So, there's a new iPhone coming next month and the Apple tech press is tripping over itself trying to determine what form the new phone is going take. A fair number of prognosticators are predicting a cheaper Apple phone.
That's because they say Android is gaining market share at a rapid rate due in large part to its inexpensive smartphones, and Apple has little choice but to compete. As Android expands with its low-cost devices the story goes, the sheer size of its market will eventually overwhelm Apple if it doesn't do something drastic soon to reverse the trend.
It's a compelling argument, but it doesn't feel like Apple's way of doing business to me.
Apple has never been one to bend to conventional wisdom. It would be a bit like a sports team making a move every time the hooligans on talk radio screamed for a new manager or a trade. You can't run a business based on what the howling masses tell you or you'll be out of business in a quick minute.
If you want a case in point, consider back in 2008 when the economy was tanking and conventional wisdom said people couldn't afford to buy expensive Apple products. Apple would have to respond to the market and produce a much cheaper MacBook, and for months there was a rumor of an $800 MacBook. In fact, Piper Jaffray analyst Gene Munster was quoted in TUAW as saying, "If Apple chose to exclude a sub-$1,000 notebook, their stock would suffer more than from any margin impact such a device would have."
The new Macs came and went and there never was an $800 MacBook. And Apple didn't suffer.
Which brings us back to the can't-miss cheap iPhones. Are they this year's $800 MacBooks? I can't be certain because of course nobody knows, but based on past experience, I would say we aren't likely to see a cheap iPhone 5x. (Or 5C, as the rumored name goes.)

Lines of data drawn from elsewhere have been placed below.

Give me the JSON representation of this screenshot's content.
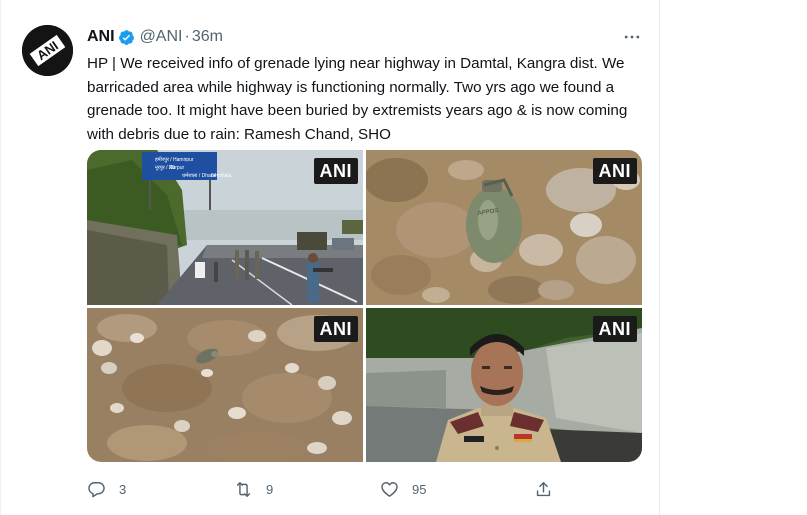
{
  "tweet": {
    "author_name": "ANI",
    "handle": "@ANI",
    "separator": "·",
    "time": "36m",
    "avatar_logo_text": "ANI",
    "text": "HP | We received info of grenade lying near highway in Damtal, Kangra dist. We barricaded area while highway is functioning normally. Two yrs ago we found a grenade too. It might have been buried by extremists years ago & is now coming with debris due to rain: Ramesh Chand, SHO",
    "more_icon": "more-icon",
    "verified_icon": "verified-badge-icon"
  },
  "media": {
    "watermark": "ANI",
    "signboard_lines": [
      "हमीरपुर / Hamirpur",
      "नूरपुर / Nurpur",
      "धर्मशाला / Dharamshala"
    ],
    "signboard_numbers": [
      "20",
      "64"
    ],
    "photos": [
      {
        "id": "highway"
      },
      {
        "id": "grenade-closeup"
      },
      {
        "id": "debris"
      },
      {
        "id": "officer"
      }
    ]
  },
  "actions": {
    "reply": {
      "icon": "reply-icon",
      "count": "3"
    },
    "retweet": {
      "icon": "retweet-icon",
      "count": "9"
    },
    "like": {
      "icon": "heart-icon",
      "count": "95"
    },
    "share": {
      "icon": "share-icon",
      "count": ""
    }
  },
  "colors": {
    "text": "#0f1419",
    "secondary": "#536471",
    "verified": "#1d9bf0",
    "border": "#e6ecf0"
  }
}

Instead, we will very likely see a continuation of Apple's current strategy. It will offer earlier versions of the phone for less money. Today, for instance, on AT&T with a two year contract, you can get iPhone 4 for .99. You can get a 4S for $99.99. Starting next month when the 5S or 6 or whatever they choose to call it comes out, the 4S and the 5 will become the cheaper options.
Maybe they can then take the iPhone 4 and sell it for pennies on the dollar in emerging markets. People will be thrilled to have an iPhone for cheap money -- even one that's far behind the latest technology -- and Apple doesn't have to compromise to give its customers a range of price points.
Apple has never bowed to prevailing thinking and I don't expect them to start now. The markets may be changing, but going down market isn't going to improve Apple's position. If anything, they need to produce something that wows the market at the high end and the rest will take care of itself.
If they can't achieve that, they really could be in trouble in the phone market, and it's not because of a lack of cheap product. It's because they will have lost the other end of the market where, up until now, they have thrived.